== WHAT YOU HAVE TO DO ==
Count, in the data that follows, every line with the string "frequency", and give that count as the whole reply.

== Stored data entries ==
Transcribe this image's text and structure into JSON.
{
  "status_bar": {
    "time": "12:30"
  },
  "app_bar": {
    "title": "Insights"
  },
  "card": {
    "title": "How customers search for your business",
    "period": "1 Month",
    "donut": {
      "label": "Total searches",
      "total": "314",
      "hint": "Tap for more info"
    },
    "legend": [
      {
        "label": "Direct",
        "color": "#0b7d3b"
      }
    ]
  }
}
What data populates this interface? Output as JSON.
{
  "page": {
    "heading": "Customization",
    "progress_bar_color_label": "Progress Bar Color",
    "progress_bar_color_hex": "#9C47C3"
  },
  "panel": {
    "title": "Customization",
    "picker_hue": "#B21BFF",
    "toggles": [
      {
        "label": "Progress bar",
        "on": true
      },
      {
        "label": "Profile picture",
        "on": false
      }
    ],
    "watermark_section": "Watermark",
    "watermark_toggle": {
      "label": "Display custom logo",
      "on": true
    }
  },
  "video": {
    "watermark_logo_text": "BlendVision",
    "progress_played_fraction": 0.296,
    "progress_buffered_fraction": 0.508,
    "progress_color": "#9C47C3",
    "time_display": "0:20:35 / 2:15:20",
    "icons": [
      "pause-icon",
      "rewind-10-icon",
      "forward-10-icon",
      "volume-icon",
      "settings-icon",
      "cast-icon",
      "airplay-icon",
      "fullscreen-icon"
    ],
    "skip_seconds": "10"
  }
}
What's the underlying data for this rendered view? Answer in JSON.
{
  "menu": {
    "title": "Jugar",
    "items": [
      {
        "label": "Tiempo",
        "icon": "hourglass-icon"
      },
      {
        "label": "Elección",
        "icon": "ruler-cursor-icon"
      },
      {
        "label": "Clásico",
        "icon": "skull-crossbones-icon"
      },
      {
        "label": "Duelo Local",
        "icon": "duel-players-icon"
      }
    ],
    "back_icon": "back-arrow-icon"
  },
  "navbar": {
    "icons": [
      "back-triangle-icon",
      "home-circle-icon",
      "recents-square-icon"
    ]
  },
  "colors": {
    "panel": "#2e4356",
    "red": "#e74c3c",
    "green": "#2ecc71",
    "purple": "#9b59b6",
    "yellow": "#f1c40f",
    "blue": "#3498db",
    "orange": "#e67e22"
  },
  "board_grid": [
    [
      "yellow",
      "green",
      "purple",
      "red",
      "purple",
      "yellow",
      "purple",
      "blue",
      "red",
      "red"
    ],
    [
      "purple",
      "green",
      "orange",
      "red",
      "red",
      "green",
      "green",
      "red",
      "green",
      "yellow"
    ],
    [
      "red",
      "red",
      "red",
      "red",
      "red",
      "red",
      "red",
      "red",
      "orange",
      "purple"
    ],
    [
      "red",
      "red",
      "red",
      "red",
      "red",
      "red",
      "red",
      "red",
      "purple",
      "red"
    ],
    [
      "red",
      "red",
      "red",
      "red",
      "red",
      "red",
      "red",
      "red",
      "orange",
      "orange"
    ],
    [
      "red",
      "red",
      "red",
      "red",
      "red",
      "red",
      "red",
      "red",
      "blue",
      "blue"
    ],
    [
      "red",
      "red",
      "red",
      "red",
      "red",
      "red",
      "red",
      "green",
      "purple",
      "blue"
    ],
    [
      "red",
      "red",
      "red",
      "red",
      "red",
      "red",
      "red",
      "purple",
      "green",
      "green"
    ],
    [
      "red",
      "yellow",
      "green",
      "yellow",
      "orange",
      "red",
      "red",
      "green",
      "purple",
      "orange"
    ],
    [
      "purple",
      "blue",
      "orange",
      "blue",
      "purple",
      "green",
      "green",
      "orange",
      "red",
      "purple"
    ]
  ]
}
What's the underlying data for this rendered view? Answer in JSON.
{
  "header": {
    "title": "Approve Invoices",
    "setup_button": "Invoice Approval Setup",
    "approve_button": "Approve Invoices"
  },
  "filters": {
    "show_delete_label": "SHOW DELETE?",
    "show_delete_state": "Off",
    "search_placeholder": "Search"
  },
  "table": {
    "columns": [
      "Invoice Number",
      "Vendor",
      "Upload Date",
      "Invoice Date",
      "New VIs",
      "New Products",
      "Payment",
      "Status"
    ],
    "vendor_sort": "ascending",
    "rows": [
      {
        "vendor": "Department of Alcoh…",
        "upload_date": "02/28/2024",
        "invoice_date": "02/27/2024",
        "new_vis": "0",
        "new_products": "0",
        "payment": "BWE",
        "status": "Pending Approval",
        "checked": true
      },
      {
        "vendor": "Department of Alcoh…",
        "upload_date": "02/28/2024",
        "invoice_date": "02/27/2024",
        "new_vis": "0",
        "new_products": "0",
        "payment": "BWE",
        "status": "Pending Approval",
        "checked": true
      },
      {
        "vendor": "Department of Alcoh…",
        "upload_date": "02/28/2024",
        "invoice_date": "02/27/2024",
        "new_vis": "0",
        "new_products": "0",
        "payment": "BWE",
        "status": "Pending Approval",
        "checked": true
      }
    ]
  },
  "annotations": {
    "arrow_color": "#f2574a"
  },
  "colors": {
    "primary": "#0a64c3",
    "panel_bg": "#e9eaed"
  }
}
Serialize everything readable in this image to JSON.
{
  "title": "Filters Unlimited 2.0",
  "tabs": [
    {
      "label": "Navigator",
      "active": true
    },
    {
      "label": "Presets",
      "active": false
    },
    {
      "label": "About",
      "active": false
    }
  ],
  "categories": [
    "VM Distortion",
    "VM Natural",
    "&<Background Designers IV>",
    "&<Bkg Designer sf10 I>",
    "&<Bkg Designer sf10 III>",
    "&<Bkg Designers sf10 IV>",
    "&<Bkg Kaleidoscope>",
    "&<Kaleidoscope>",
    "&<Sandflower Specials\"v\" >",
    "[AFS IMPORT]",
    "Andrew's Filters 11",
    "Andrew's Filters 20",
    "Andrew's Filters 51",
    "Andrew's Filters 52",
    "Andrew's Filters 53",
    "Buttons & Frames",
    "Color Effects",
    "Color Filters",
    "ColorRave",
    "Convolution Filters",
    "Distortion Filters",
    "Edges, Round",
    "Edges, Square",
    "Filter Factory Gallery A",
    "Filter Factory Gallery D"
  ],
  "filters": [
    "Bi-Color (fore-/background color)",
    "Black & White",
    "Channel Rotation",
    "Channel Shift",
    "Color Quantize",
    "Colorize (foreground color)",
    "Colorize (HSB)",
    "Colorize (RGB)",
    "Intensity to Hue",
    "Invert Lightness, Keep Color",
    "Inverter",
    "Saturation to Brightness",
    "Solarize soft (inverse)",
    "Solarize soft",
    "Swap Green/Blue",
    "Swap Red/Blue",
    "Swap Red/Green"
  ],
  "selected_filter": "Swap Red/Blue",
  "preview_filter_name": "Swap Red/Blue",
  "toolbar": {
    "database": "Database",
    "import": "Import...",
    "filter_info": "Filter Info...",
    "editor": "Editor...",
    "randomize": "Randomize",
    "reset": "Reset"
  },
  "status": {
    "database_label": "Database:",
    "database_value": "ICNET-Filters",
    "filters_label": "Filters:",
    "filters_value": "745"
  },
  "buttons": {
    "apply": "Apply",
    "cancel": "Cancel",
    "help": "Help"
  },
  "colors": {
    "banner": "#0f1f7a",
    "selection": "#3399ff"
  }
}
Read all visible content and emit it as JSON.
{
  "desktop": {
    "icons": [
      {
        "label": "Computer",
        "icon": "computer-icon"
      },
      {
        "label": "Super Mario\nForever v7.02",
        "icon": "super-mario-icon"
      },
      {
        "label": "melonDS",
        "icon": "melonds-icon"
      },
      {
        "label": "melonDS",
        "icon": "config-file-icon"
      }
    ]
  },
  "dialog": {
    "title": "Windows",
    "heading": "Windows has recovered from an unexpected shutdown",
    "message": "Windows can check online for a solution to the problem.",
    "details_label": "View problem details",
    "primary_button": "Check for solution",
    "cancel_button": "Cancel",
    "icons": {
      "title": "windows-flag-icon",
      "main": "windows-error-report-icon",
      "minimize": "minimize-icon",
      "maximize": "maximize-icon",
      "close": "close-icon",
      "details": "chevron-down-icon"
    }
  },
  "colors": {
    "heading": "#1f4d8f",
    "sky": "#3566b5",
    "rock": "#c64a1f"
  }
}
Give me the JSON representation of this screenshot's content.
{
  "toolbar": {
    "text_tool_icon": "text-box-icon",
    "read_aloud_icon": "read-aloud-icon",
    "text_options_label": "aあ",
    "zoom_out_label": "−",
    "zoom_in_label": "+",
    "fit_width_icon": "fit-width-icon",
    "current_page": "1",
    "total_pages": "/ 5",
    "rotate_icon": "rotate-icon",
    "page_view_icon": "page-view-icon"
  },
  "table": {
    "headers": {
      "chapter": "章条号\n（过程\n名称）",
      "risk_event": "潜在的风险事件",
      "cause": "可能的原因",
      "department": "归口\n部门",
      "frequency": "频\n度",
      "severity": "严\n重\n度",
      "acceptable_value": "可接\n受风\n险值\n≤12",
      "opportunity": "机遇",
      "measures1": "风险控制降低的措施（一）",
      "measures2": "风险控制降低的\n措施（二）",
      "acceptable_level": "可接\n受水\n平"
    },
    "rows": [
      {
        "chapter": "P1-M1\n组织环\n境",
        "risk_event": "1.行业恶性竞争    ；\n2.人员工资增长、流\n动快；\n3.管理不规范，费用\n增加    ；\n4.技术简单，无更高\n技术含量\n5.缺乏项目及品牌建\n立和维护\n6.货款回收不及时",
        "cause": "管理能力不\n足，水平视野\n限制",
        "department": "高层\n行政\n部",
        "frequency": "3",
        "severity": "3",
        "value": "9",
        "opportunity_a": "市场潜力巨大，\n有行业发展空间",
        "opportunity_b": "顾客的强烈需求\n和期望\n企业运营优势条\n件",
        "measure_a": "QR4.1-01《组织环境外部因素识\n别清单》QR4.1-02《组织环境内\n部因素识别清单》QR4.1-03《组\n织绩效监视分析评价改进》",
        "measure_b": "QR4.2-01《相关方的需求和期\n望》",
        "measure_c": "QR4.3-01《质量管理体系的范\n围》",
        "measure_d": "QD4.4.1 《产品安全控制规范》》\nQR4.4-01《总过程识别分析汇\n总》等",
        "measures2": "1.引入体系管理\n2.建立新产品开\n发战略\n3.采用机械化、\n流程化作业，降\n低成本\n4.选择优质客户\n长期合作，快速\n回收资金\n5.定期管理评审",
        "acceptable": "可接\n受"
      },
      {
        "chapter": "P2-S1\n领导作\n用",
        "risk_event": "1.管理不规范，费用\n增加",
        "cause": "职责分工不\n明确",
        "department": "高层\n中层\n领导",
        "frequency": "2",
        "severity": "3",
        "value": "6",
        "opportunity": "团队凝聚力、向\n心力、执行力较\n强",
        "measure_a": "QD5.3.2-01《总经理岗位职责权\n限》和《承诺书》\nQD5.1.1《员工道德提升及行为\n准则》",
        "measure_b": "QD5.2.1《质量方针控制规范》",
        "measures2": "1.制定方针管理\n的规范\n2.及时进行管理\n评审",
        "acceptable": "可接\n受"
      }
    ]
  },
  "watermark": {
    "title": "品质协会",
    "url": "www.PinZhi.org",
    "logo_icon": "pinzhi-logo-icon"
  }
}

== ANSWER BELOW ==
3